### Work to be completed
The expected output is every entry, repeated exactly.

[Records contained in a dataset]
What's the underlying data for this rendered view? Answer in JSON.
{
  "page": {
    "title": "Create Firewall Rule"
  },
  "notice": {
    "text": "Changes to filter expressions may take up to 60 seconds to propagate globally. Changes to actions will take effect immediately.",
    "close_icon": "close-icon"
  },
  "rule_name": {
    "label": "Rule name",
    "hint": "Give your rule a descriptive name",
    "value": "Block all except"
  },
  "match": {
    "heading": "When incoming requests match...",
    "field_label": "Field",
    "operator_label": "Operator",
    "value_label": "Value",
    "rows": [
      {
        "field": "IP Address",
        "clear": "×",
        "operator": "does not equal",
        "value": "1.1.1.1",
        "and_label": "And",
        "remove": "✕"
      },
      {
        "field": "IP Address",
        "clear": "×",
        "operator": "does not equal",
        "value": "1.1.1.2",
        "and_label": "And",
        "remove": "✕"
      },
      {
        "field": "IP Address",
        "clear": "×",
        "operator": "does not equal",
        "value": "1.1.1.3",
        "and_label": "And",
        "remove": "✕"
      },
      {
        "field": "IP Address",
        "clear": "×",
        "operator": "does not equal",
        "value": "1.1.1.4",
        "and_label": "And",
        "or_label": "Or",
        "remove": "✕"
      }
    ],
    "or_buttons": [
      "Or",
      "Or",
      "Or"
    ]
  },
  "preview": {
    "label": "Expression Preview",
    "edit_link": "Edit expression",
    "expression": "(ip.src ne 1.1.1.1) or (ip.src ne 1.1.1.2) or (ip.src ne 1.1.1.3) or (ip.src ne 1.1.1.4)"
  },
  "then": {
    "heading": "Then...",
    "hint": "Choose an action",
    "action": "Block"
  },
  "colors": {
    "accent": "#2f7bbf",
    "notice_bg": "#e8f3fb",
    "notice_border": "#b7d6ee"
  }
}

### Expected answer
What's the underlying data for this rendered view? Answer in JSON.
{
  "page": {
    "title": "Create Firewall Rule"
  },
  "notice": {
    "text": "Changes to filter expressions may take up to 60 seconds to propagate globally. Changes to actions will take effect immediately.",
    "close_icon": "close-icon"
  },
  "rule_name": {
    "label": "Rule name",
    "hint": "Give your rule a descriptive name",
    "value": "Block all except"
  },
  "match": {
    "heading": "When incoming requests match...",
    "field_label": "Field",
    "operator_label": "Operator",
    "value_label": "Value",
    "rows": [
      {
        "field": "IP Address",
        "clear": "×",
        "operator": "does not equal",
        "value": "1.1.1.1",
        "and_label": "And",
        "remove": "✕"
      },
      {
        "field": "IP Address",
        "clear": "×",
        "operator": "does not equal",
        "value": "1.1.1.2",
        "and_label": "And",
        "remove": "✕"
      },
      {
        "field": "IP Address",
        "clear": "×",
        "operator": "does not equal",
        "value": "1.1.1.3",
        "and_label": "And",
        "remove": "✕"
      },
      {
        "field": "IP Address",
        "clear": "×",
        "operator": "does not equal",
        "value": "1.1.1.4",
        "and_label": "And",
        "or_label": "Or",
        "remove": "✕"
      }
    ],
    "or_buttons": [
      "Or",
      "Or",
      "Or"
    ]
  },
  "preview": {
    "label": "Expression Preview",
    "edit_link": "Edit expression",
    "expression": "(ip.src ne 1.1.1.1) or (ip.src ne 1.1.1.2) or (ip.src ne 1.1.1.3) or (ip.src ne 1.1.1.4)"
  },
  "then": {
    "heading": "Then...",
    "hint": "Choose an action",
    "action": "Block"
  },
  "colors": {
    "accent": "#2f7bbf",
    "notice_bg": "#e8f3fb",
    "notice_border": "#b7d6ee"
  }
}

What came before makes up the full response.